Honestly, I am not a huge fan of fried plantains, I know alot of people love them though, and Kuba Kuba's are very good. Sweet and salty, and fried to perfection. My only drawback was that they also come with all the sandwiches. Had I known that, I would not have eaten so many as an appetizer, so just FYI on that if you have never been here before.

The Cuban sandwich was delicious, the meat was tender and juicy, the cheese was heartily applied and the bread was perfectly crispy and chewy. It is also a big sandwich; I definitely couldn't finish it after having an appetizer. But man was I craving some french fries to go with it! I guess I am so used to having that salty taste to complement a sandwich that the tostones where just not cutting it for me. If I could pick one thing to change for this restaurant it would be to add fries to the menu as a side option (even if they are not very Cuban).

Cuban sandwich and tostones ... delish!

For the other dishes, the Arroz Con Pollo was very good, and it offered alot of food, with two large chicken breasts, veggies, and rice all mixed together. The Paella was similar, though it had alot more broth on it, which unfortunately made it a bit too salty. All of our dishes were of ample size and most of us could not finish, so you definitely get your money's worth here. Dishes range from $7 to $20, so you can pick how fancy and how expensive you want to get. They also have non-Cuban options like a New York strip and pork shank if you get dragged here and aren't in the mood for Latin American tastes. We did not opt for dessert but I have heard great things about the Tres Leche Cake and I will be sure to try that next time.

Arroz Con Pollo = alot of food.

Paella Valenciana ... more broth and a little salty, but still good.
Outside of the food there are a few complaints though. This restaurant is very small, like I said, so if you get here on a busy night you could definitely be waiting for a while. And I don't think this place would be good at accommodating large parties. We had to wait for a booth while there were open tables, and while the service was fine, it was nothing special. Also, it was very hot the night we were there (one of the guys was pretty sweaty, and I do not get hot easily, so if I say it was hot, it was hot). We attempted to laugh it off by saying they were trying to make us feel like we were really in Cuba, but it did make the night rather uncomfortable.

There isn't alot that is fancy about this place, but it doesn't claim to be fancy, so as long as you go in with that expectation, I don't think you will displeased.

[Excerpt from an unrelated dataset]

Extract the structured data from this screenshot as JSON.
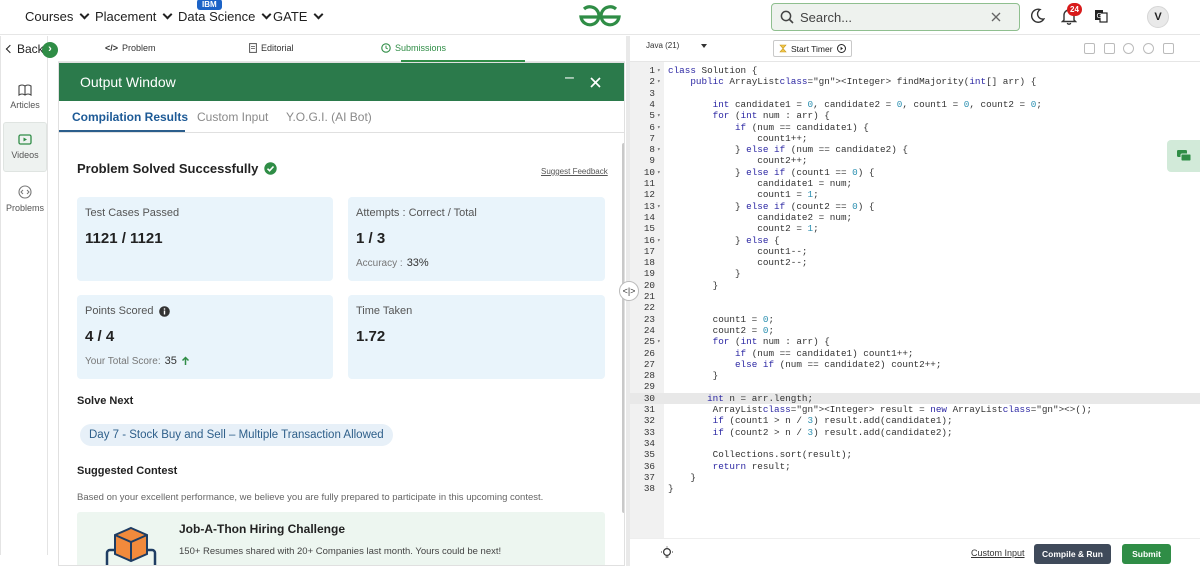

I can't see myself dying to go back here, but if I was in the neighborhood I certainly wouldn't mind stopping by. If you are looking for a special night out with an extravagant experience, look somewhere else, but if you love Cuban food, want to try it for the first time, or just desire a chill night and a beer in a pony bottle, I would definitely recommend hitting up Kuba Kuba!

The pony bottle was the star of the night!

Check out the Kuba Kuba website at:

Be Real.

Kuba Kuba on Urbanspoon